There was one very important word in Jack Tame’s interview with shadow finance minister Nicola Willis on TVNZ’s Q+A this morning about National’s policy to introduce a 15 per cent foreign buyer tax on the sale of houses over $2 million.
It was evident from what Willis said that National had not sought advice on tax treaties before the party’s taxation policy release on Wednesday by herself as finance spokeswoman.
Yes, they had sought advice on trade agreements, she said, but when Tame pressed her about tax treaties, this is what she said: “We have subsequently talked to people about tax treaties because the view about tax treaties is that it does depend on whether or not the foreign buyer charge is seen as a tax or not, and also depend on the country you are dealing with.”
“Subsequently” means after the policy release.
That suggests National overlooked the possibility it might breach the rules of New Zealand’s bilateral tax agreements until it was too late. That gives it a very strong incentive to say it doesn’t, even if it does. And National is saying with the utmost confidence that it doesn’t.
It is leading to an important dispute that goes to the credibility of the policy and perhaps ultimately to National’s claims to be better economic managers.
It is also an important dispute because the 15 per cent tax, which Willis has stopped calling a “tax”, is by far the biggest revenue-raising part of the party’s $14.6 billion policy.
Willis said it would raise $2.9b over four years or at least $715m a year to fund National’s tax promises.
She and National leader Christopher Luxon have attempted to dismiss questions about breaches of tax treaties as merely political opposition.
Willis labelled it a sign of desperation that former Revenue Minister David Parker would bring up the matter of New Zealand’s tax agreement with China that says Chinese nationals cannot be taxed more than New Zealanders.

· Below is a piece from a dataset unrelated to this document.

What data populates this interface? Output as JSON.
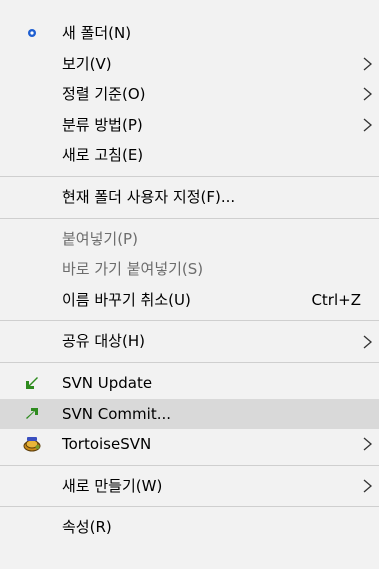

Luxon today, when asked about it after the party’s campaign launch, said he was not going to take lectures from Finance Minister Grant Robertson about holes in their plan and that the policy was “rock solid”.
The trouble for Luxon and Willis is that while National is not willing to release its own advice on the policy, tax experts and economists are openly casting doubt on it.
Q+A presented statements from Auckland University tax law expert, Professor Craig Elliffe, who is director of the New Zealand Centre for Law and Business.
He cited not only the tax agreement with China but similar non-discrimination clauses in agreements with the United States, Britain, Canada, Japan, Mexico, Hong Kong, India and Australia.
Elliffe said he expected a “significant possibility” of a challenge by the taxpayers concerned, and the treaty partners could terminate the agreement or negate other parts of the agreement.
The non-discrimination clause in New Zealand’s tax agreement with the United States says: “Citizens of a Contracting State shall not be subjected in the other Contracting State to any taxation or any requirement connected therewith which is more burdensome than the taxation and connected requirements to which citizens of that other State in the same circumstances are or may be subjected.”
Elliffe is not the only expert disputing the policy. Economist Shamubeel Eaqub told Newshub Nation on Saturday that the revenue estimates on the foreign buyers tax were “bullshit”.
The debate with experts is different to the one about the impact of Labour’s policy to remove GST from fresh and frozen fruit and vegetables. Not a single expert could be found to praise it - but it was about the degree to which low-income households would benefit from the policy, not whether it could legitimately be done.
This debate is about whether the policy breaches the rules signed up to by New Zealand. It is about legitimacy.
The argument Willis took was that because Chinese residents were currently totally banned from buying houses in New Zealand, China’s Government surely would not object to a relaxation of that ban even if it were conditional on a 15 per cent tax.
“Let’s get in the real world,” she told Tame. She did not believe China would cause a “diplomatic incident” because its citizens would be going from a total ban to a conditional relaxation.
“That’s a step forward in terms of their rights with regards to New Zealand, not a step backwards. So we are confident that this can be diplomatically managed.”
She and Luxon continue to say they are comfortable that their policy can be implemented.
They also appear to be betting that if they say that confidently enough, people will believe them.
It would be a lot easier to believe them if they released the opinions on which their confidence is based.